The instructions do recommend wonder tape for hems. I would also recommend stabilizing the shoulder seams with either stay tape, elastic, or some other method.
I didn’t do my normal shortening adjustments on this pattern. They are drafted for a height of 5’5″, but the length I chose felt a bit short.
I do not like cropped tops and the hi-lo tunic on the front bodice was a little too short for my tastes. Because you can mix-and-match options, I chose the tunic length in the front (which is approximately 1.375″ or 3.5 cm longer than the hi-lo version) and the hi-lo hem in the back. This meant a little more length in the front and nice butt coverage in the back.
I did take a small wedge out in a swayback adjustment in the back, as well as a small high round back adjustment.
Because this was the first time making the long-sleeved version, I realized the arms are too short for me. I added a 3/4″ (2 cm) cuff to the pattern. Which sure beats hemming any day!
Finally, I took some “swing” out of the lower bodice so it doesn’t flare out as much as the pattern calls for. In the front, this was about 3″ (7.6 cm). In the back, it was about 5″ (12.7 cm) but this was added back a bit by the swayback adjustment.
Like I mentioned above, the two Laela Jeyne Samantha tees I made last summer are in constant rotation. I feel really dumb for not realizing sooner that I could have used this for a sweater pattern, too! Now that spring is rapidly approaching, I’m not going to get a lot of use out of this sweater again until the end of the year.
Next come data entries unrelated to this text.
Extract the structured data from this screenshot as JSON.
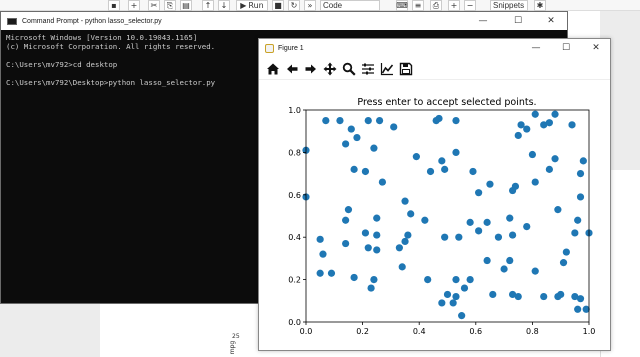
{
  "background": {
    "toolbar": {
      "run_label": "Run",
      "cell_type": "Code",
      "snippets_label": "Snippets"
    },
    "axis_tick": "25",
    "axis_label": "mpg"
  },
  "cmd": {
    "title": "Command Prompt - python  lasso_selector.py",
    "lines": [
      "Microsoft Windows [Version 10.0.19043.1165]",
      "(c) Microsoft Corporation. All rights reserved.",
      "",
      "C:\\Users\\mv792>cd desktop",
      "",
      "C:\\Users\\mv792\\Desktop>python lasso_selector.py"
    ]
  },
  "figure": {
    "title": "Figure 1",
    "toolbar_icons": [
      "home-icon",
      "back-arrow-icon",
      "forward-arrow-icon",
      "pan-icon",
      "zoom-icon",
      "subplots-icon",
      "axes-edit-icon",
      "save-icon"
    ]
  },
  "chart_data": {
    "type": "scatter",
    "title": "Press enter to accept selected points.",
    "xlabel": "",
    "ylabel": "",
    "xlim": [
      0,
      1
    ],
    "ylim": [
      0,
      1
    ],
    "xticks": [
      "0.0",
      "0.2",
      "0.4",
      "0.6",
      "0.8",
      "1.0"
    ],
    "yticks": [
      "0.0",
      "0.2",
      "0.4",
      "0.6",
      "0.8",
      "1.0"
    ],
    "grid": false,
    "color": "#1f77b4",
    "points": [
      [
        0.0,
        0.81
      ],
      [
        0.07,
        0.95
      ],
      [
        0.12,
        0.95
      ],
      [
        0.16,
        0.91
      ],
      [
        0.22,
        0.95
      ],
      [
        0.26,
        0.95
      ],
      [
        0.31,
        0.92
      ],
      [
        0.47,
        0.96
      ],
      [
        0.46,
        0.95
      ],
      [
        0.53,
        0.95
      ],
      [
        0.76,
        0.93
      ],
      [
        0.81,
        0.98
      ],
      [
        0.84,
        0.93
      ],
      [
        0.86,
        0.94
      ],
      [
        0.88,
        0.98
      ],
      [
        0.94,
        0.93
      ],
      [
        0.78,
        0.91
      ],
      [
        0.75,
        0.88
      ],
      [
        0.18,
        0.87
      ],
      [
        0.14,
        0.84
      ],
      [
        0.24,
        0.82
      ],
      [
        0.39,
        0.78
      ],
      [
        0.53,
        0.8
      ],
      [
        0.48,
        0.76
      ],
      [
        0.44,
        0.71
      ],
      [
        0.49,
        0.72
      ],
      [
        0.59,
        0.71
      ],
      [
        0.8,
        0.79
      ],
      [
        0.88,
        0.77
      ],
      [
        0.98,
        0.76
      ],
      [
        0.97,
        0.7
      ],
      [
        0.17,
        0.72
      ],
      [
        0.21,
        0.71
      ],
      [
        0.27,
        0.66
      ],
      [
        0.65,
        0.65
      ],
      [
        0.74,
        0.64
      ],
      [
        0.73,
        0.62
      ],
      [
        0.81,
        0.66
      ],
      [
        0.86,
        0.72
      ],
      [
        0.61,
        0.61
      ],
      [
        0.0,
        0.59
      ],
      [
        0.35,
        0.57
      ],
      [
        0.97,
        0.59
      ],
      [
        0.37,
        0.51
      ],
      [
        0.15,
        0.53
      ],
      [
        0.14,
        0.48
      ],
      [
        0.25,
        0.49
      ],
      [
        0.21,
        0.42
      ],
      [
        0.25,
        0.41
      ],
      [
        0.36,
        0.41
      ],
      [
        0.42,
        0.48
      ],
      [
        0.58,
        0.47
      ],
      [
        0.64,
        0.47
      ],
      [
        0.72,
        0.49
      ],
      [
        0.89,
        0.53
      ],
      [
        0.96,
        0.48
      ],
      [
        0.95,
        0.42
      ],
      [
        1.0,
        0.42
      ],
      [
        0.05,
        0.39
      ],
      [
        0.14,
        0.37
      ],
      [
        0.22,
        0.35
      ],
      [
        0.25,
        0.34
      ],
      [
        0.33,
        0.35
      ],
      [
        0.35,
        0.38
      ],
      [
        0.49,
        0.4
      ],
      [
        0.54,
        0.4
      ],
      [
        0.61,
        0.43
      ],
      [
        0.68,
        0.4
      ],
      [
        0.73,
        0.41
      ],
      [
        0.78,
        0.45
      ],
      [
        0.92,
        0.33
      ],
      [
        0.06,
        0.32
      ],
      [
        0.05,
        0.23
      ],
      [
        0.09,
        0.23
      ],
      [
        0.17,
        0.21
      ],
      [
        0.24,
        0.2
      ],
      [
        0.23,
        0.16
      ],
      [
        0.34,
        0.26
      ],
      [
        0.43,
        0.2
      ],
      [
        0.53,
        0.2
      ],
      [
        0.58,
        0.2
      ],
      [
        0.64,
        0.29
      ],
      [
        0.72,
        0.29
      ],
      [
        0.7,
        0.25
      ],
      [
        0.81,
        0.24
      ],
      [
        0.91,
        0.28
      ],
      [
        0.5,
        0.13
      ],
      [
        0.53,
        0.12
      ],
      [
        0.56,
        0.16
      ],
      [
        0.48,
        0.09
      ],
      [
        0.52,
        0.09
      ],
      [
        0.66,
        0.13
      ],
      [
        0.73,
        0.13
      ],
      [
        0.75,
        0.12
      ],
      [
        0.84,
        0.12
      ],
      [
        0.89,
        0.12
      ],
      [
        0.95,
        0.12
      ],
      [
        0.97,
        0.11
      ],
      [
        0.55,
        0.03
      ],
      [
        0.99,
        0.06
      ],
      [
        0.96,
        0.06
      ],
      [
        0.9,
        0.13
      ]
    ]
  }
}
Even with the less flared silhouette, this is a great top. It skims over the lumps and bumps and provides a little derriere coverage. I like my cuff hack because it meant not having to hem a stretchy but narrow knit sleeve. Big win!
And hey look, I made something in the Pantone color of the year, Living Coral! How do you feel about this color? People seem to either love it or hate it. Let me know your thoughts down in the comments.